Tom Gjelten in for Tom Ashbook
Top economist Simon Johnson says all the fiery rhetoric in Washington over the debt crisis is doing nothing to fix the problem.
European governments have offered Greece another bailout. But many economists think it will only postpone an inevitable default.
Bankers are fretting that Spain or Portugal might be next.
And the United States is facing its own debt dead-line, with politicians unable to agree on the way forward.
Are we in danger of slipping back into another global financial crisis, one even more dangerous than the one that scared us so in two thousand eight? Two popular economists say it depends on whether we’ve learned the right lessons.

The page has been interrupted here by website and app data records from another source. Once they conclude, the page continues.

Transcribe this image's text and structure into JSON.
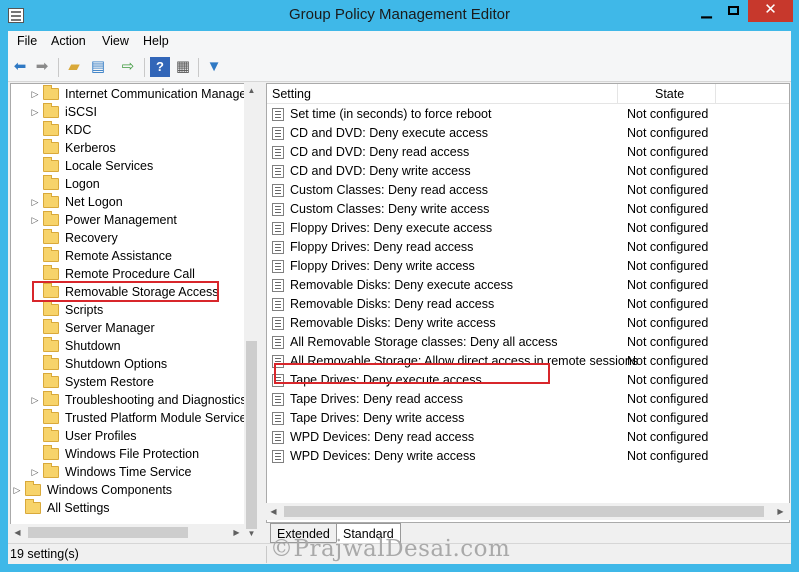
{
  "window": {
    "title": "Group Policy Management Editor",
    "minimize_glyph": "▁",
    "close_glyph": "✕"
  },
  "menu": [
    "File",
    "Action",
    "View",
    "Help"
  ],
  "toolbar": {
    "icons": [
      "back-arrow-icon",
      "forward-arrow-icon",
      "up-folder-icon",
      "show-hide-tree-icon",
      "export-list-icon",
      "help-icon",
      "properties-icon",
      "filter-icon"
    ]
  },
  "tree": {
    "items": [
      {
        "label": "Internet Communication Management",
        "expandable": true
      },
      {
        "label": "iSCSI",
        "expandable": true
      },
      {
        "label": "KDC",
        "expandable": false
      },
      {
        "label": "Kerberos",
        "expandable": false
      },
      {
        "label": "Locale Services",
        "expandable": false
      },
      {
        "label": "Logon",
        "expandable": false
      },
      {
        "label": "Net Logon",
        "expandable": true
      },
      {
        "label": "Power Management",
        "expandable": true
      },
      {
        "label": "Recovery",
        "expandable": false
      },
      {
        "label": "Remote Assistance",
        "expandable": false
      },
      {
        "label": "Remote Procedure Call",
        "expandable": false
      },
      {
        "label": "Removable Storage Access",
        "expandable": false,
        "selected": true
      },
      {
        "label": "Scripts",
        "expandable": false
      },
      {
        "label": "Server Manager",
        "expandable": false
      },
      {
        "label": "Shutdown",
        "expandable": false
      },
      {
        "label": "Shutdown Options",
        "expandable": false
      },
      {
        "label": "System Restore",
        "expandable": false
      },
      {
        "label": "Troubleshooting and Diagnostics",
        "expandable": true
      },
      {
        "label": "Trusted Platform Module Services",
        "expandable": false
      },
      {
        "label": "User Profiles",
        "expandable": false
      },
      {
        "label": "Windows File Protection",
        "expandable": false
      },
      {
        "label": "Windows Time Service",
        "expandable": true
      },
      {
        "label": "Windows Components",
        "expandable": true,
        "level": 0
      },
      {
        "label": "All Settings",
        "expandable": false,
        "level": 0
      }
    ]
  },
  "list": {
    "columns": {
      "setting": "Setting",
      "state": "State"
    },
    "rows": [
      {
        "setting": "Set time (in seconds) to force reboot",
        "state": "Not configured"
      },
      {
        "setting": "CD and DVD: Deny execute access",
        "state": "Not configured"
      },
      {
        "setting": "CD and DVD: Deny read access",
        "state": "Not configured"
      },
      {
        "setting": "CD and DVD: Deny write access",
        "state": "Not configured"
      },
      {
        "setting": "Custom Classes: Deny read access",
        "state": "Not configured"
      },
      {
        "setting": "Custom Classes: Deny write access",
        "state": "Not configured"
      },
      {
        "setting": "Floppy Drives: Deny execute access",
        "state": "Not configured"
      },
      {
        "setting": "Floppy Drives: Deny read access",
        "state": "Not configured"
      },
      {
        "setting": "Floppy Drives: Deny write access",
        "state": "Not configured"
      },
      {
        "setting": "Removable Disks: Deny execute access",
        "state": "Not configured"
      },
      {
        "setting": "Removable Disks: Deny read access",
        "state": "Not configured"
      },
      {
        "setting": "Removable Disks: Deny write access",
        "state": "Not configured"
      },
      {
        "setting": "All Removable Storage classes: Deny all access",
        "state": "Not configured",
        "highlighted": true
      },
      {
        "setting": "All Removable Storage: Allow direct access in remote sessions",
        "state": "Not configured"
      },
      {
        "setting": "Tape Drives: Deny execute access",
        "state": "Not configured"
      },
      {
        "setting": "Tape Drives: Deny read access",
        "state": "Not configured"
      },
      {
        "setting": "Tape Drives: Deny write access",
        "state": "Not configured"
      },
      {
        "setting": "WPD Devices: Deny read access",
        "state": "Not configured"
      },
      {
        "setting": "WPD Devices: Deny write access",
        "state": "Not configured"
      }
    ]
  },
  "tabs": [
    "Extended",
    "Standard"
  ],
  "active_tab": "Standard",
  "status": {
    "text": "19 setting(s)"
  },
  "watermark": "©PrajwalDesai.com",
  "colors": {
    "title_bar": "#3fb8e8",
    "highlight_box": "#d8262b",
    "close_button": "#c7382c",
    "folder": "#f7d36a"
  }
}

This hour On Point: Avoiding a new economic meltdown.
Simon Johnson, former chief economist at the International Monetary Fund and now a senior fellow at the Peterson Institute for International Economics and a professor at MIT’s Sloan School of Management. He’s also the author of “13 Bankers: The Wall Street Takeover and the Next Financial Meltdown.”

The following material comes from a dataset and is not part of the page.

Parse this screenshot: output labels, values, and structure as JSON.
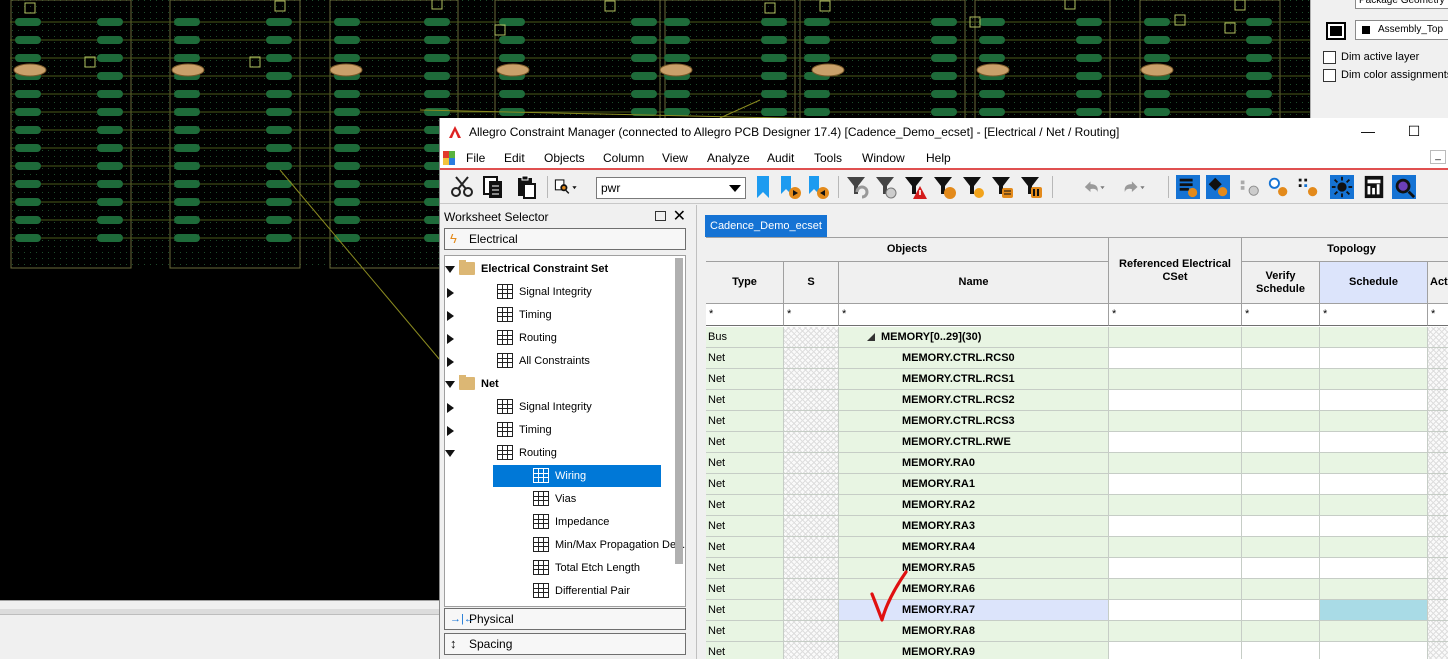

A. Michael Spence, a Nobel prize-winning economist, chairman of the Commission on Growth and Development and a distinguished fellow at the Council on Foreign Relations. He is also author of “The Next Convergence: The Future of Economic Growth in a Multispeed World.”